> **Directions**:
Please reply with one number only: how many lines in the entries below contain the string "Themakaart".

Records contained in a dataset
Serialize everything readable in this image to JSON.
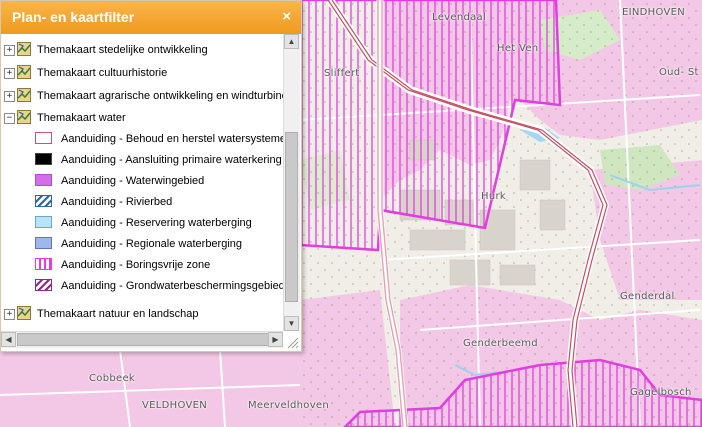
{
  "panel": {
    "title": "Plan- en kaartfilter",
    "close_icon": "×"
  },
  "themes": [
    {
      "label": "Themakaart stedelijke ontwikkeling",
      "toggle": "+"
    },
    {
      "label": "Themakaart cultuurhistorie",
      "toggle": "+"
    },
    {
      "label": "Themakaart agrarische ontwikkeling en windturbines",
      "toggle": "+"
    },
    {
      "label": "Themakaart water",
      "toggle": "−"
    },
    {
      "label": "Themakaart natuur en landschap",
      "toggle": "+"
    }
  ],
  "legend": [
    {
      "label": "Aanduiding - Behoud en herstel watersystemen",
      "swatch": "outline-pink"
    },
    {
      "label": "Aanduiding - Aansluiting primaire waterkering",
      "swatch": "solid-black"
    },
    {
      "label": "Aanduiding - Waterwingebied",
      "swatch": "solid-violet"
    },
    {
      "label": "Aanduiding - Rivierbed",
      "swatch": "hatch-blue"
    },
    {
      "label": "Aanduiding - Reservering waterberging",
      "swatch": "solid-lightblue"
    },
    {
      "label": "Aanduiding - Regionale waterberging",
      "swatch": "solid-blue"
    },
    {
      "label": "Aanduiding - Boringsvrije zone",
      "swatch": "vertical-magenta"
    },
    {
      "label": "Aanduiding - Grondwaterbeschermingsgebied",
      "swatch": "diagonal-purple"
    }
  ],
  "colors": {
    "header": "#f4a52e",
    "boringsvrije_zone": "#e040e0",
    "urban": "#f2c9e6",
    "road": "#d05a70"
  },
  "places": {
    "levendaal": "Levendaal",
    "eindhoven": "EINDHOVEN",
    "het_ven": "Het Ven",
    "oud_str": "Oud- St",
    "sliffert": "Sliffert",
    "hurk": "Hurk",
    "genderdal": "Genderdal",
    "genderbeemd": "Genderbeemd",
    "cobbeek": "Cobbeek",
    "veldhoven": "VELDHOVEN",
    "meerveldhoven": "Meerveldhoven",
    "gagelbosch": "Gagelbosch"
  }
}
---
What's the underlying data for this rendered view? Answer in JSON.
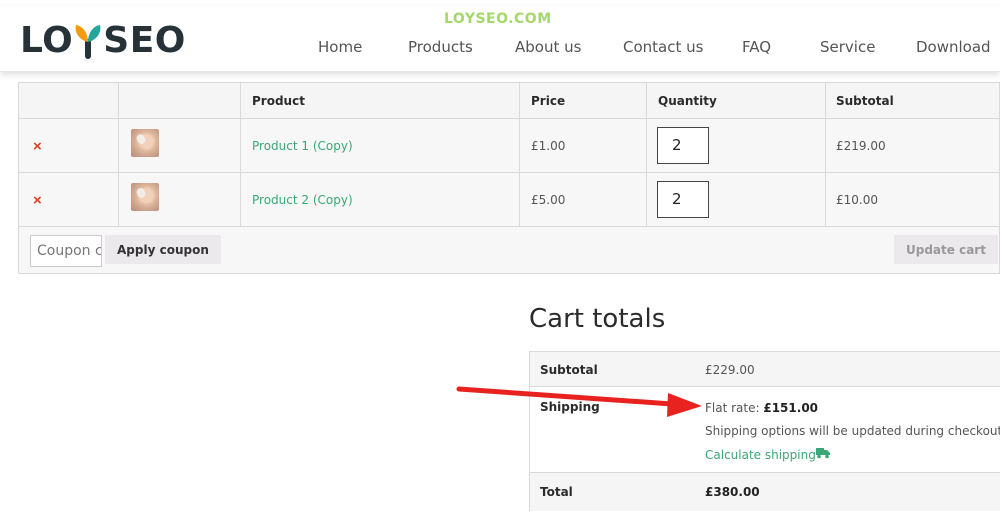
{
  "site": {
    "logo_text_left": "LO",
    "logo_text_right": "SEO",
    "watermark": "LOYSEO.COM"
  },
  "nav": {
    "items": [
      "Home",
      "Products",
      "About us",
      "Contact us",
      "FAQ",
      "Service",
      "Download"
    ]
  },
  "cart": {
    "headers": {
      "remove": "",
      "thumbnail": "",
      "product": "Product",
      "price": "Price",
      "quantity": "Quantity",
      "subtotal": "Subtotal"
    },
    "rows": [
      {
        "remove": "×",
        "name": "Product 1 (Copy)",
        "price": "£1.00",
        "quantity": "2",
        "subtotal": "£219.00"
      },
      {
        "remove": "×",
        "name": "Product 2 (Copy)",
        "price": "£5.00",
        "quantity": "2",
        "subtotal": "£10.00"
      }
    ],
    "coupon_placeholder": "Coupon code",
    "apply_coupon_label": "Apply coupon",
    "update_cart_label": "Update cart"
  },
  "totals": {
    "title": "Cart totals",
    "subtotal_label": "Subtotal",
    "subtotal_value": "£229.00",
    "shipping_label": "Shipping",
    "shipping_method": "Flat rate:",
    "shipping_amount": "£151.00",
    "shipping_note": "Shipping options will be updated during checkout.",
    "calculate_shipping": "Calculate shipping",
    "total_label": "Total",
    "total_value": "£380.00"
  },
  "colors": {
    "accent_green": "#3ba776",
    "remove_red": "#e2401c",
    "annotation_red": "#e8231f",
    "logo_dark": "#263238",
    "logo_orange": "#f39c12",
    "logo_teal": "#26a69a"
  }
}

> **Task response**:
5